The Greater Depression

You can’t say we haven’t been warned. Despite the high debt price tag resulting from the government intervention and arbitrary price controls designed to “spur the economy” during the American Great Depression, modern politicians on both sides of the aisle are more than willing to repeat the same mistakes. Interestingly, just as Herbert Hoover is blamed by leftist historians (but I repeat myself) for leading us into the Depression with his so-called free-market policies, so is George W. Bush blamed for his “capitalistic” tendencies. This is nonsense of course, both Hoover and Bush implemented interventionist economic policies that were exactly the antithesis of free-market capitalism. And both were succeeded by men who took their economic strategies (i.e. political compromises) and opened them up to full-throttle. What Hoover and Bush began, FDR and Obama have respectively finished.

In his book, America’s Great Depression, Murray Rothbard sets the record on Hoover in proper perspective:

Hoover’s role as founder of a revolutionary program of government planning to combat depression has been unjustly neglected by historians. Franklin D. Roosevelt, in large part, merely elaborated the policies laid down by his predecessor. To scoff at Hoover’s tragic failure to cure the depression as a typical example of laissez-faire [meaning “allow to act,” or free-enterprise] is drastically to misread the historical record. The Hoover rout must be set down as a failure of government planning and not of the free market.

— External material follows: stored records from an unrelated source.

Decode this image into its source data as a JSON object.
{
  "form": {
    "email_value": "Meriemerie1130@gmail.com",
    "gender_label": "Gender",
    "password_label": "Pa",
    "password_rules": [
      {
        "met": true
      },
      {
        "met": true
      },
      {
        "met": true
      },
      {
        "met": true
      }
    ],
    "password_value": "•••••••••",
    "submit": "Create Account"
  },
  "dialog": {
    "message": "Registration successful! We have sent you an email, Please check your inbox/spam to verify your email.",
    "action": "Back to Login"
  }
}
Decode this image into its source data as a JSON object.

In similar fashion, George W. Bush receives much of the media scorn for the current recession (read: government subsidized depression) due to his “lack” of enacting interventionist tactics—what one investor refers to as the “unregulated shadow banking system”—which is pure lunacy. Bush’s government spending makes Bill Clinton look like a miser, but it took Obama little more than a year to outspend Bush. As far as the economy is concerned, Clinton was far more Republican than either Bush or Hoover. In other words, both Hoover and Bush should receive a fair share of the blame for their contributions to a weak economy, but it shouldn’t be because of their loyalty to free-market principles—just the opposite in fact.

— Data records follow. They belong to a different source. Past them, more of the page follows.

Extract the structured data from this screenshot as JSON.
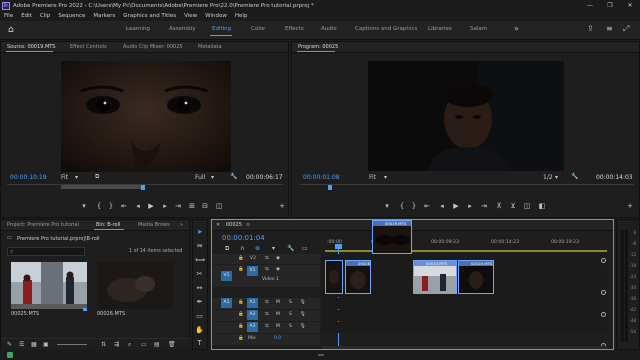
{
  "window": {
    "app_icon": "Pr",
    "title": "Adobe Premiere Pro 2022 - C:\\Users\\My Pc\\Documents\\Adobe\\Premiere Pro\\22.0\\Premiere Pro tutorial.prproj *",
    "controls": [
      "—",
      "❐",
      "✕"
    ]
  },
  "menu": [
    "File",
    "Edit",
    "Clip",
    "Sequence",
    "Markers",
    "Graphics and Titles",
    "View",
    "Window",
    "Help"
  ],
  "workspaces": {
    "tabs": [
      "Learning",
      "Assembly",
      "Editing",
      "Color",
      "Effects",
      "Audio",
      "Captions and Graphics",
      "Libraries",
      "Salam"
    ],
    "active": "Editing",
    "more": "»"
  },
  "source_panel": {
    "tabs": [
      "Source: 00019.MTS",
      "Effect Controls",
      "Audio Clip Mixer: 00025",
      "Metadata"
    ],
    "timecode_in": "00:00:10:19",
    "fit": "Fit",
    "quality": "Full",
    "timecode_out": "00:00:06:17"
  },
  "program_panel": {
    "tabs": [
      "Program: 00025"
    ],
    "timecode_in": "00:00:01:08",
    "fit": "Fit",
    "scale": "1/2",
    "timecode_out": "00:00:14:03"
  },
  "project_panel": {
    "tabs": [
      "Project: Premiere Pro tutorial",
      "Bin: B-roll",
      "Media Brows"
    ],
    "path": "Premiere Pro tutorial.prproj\\B-roll",
    "items_selected": "1 of 14 items selected",
    "clips": [
      {
        "name": "00025.MTS"
      },
      {
        "name": "00026.MTS"
      }
    ]
  },
  "timeline": {
    "sequence_tab": "00025",
    "playhead_time": "00:00:01:04",
    "ruler_labels": [
      ":00:00",
      "00:00:04:23",
      "00:00:09:23",
      "00:00:14:23",
      "00:00:19:23"
    ],
    "tracks": {
      "v2": "V2",
      "v1": "V1",
      "v1_name": "Video 1",
      "a1": "A1",
      "a2": "A2",
      "a3": "A3",
      "mix": "Mix",
      "mix_value": "0.0",
      "src_v1": "V1",
      "src_a1": "A1"
    },
    "clip_labels": [
      "00026",
      "00019.MTS",
      "00023.MTS",
      "00020.MTS"
    ],
    "meter_ticks": [
      "0",
      "-6",
      "-12",
      "-18",
      "-24",
      "-30",
      "-36",
      "-42",
      "-48",
      "-54"
    ]
  },
  "colors": {
    "accent": "#4f9ef8",
    "clip_video": "#4a6fb5",
    "clip_video_alt": "#6c8ed6",
    "track_target": "#2c6ba6"
  }
}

A 67-year-old warning from an authoritative source should be heard and heeded all across America. After World War II, Hermann Goering, one of Adolf Hitler’s right-hand men, told an American war correspondent:

Your America is doing many things in the economic field which we found out caused us so much trouble. You are trying to control peoples’ wages and prices—peoples’ work. If you do that you must control peoples’ lives. And no country can do that part way. I tried and it failed. Nor can any country do it all the way either. I tried that too and it failed. You are no better planners than we. I should think your economists would read what happened here.

Goering came to understand—too late—that any form of economic intervention by the government is ultimately destined for failure, regardless if it is “part way” or “all the way.” Goering came to realize that controlling people’s work is the same as controlling their lives, and this type of control is illusory and temporary. In the 67 years that have taken place between Goering’s warning and today, the American government is still holding onto this illusion, convinced that it can somehow beat the odds of Goering’s prediction. It can’t and it won’t. Hermann Goering was not warning of what might happen, but of what was already happening in 1946. He could see it because he had lived it and actually helped to implement it. And both Presidents Hoover and Bush would (now) agree.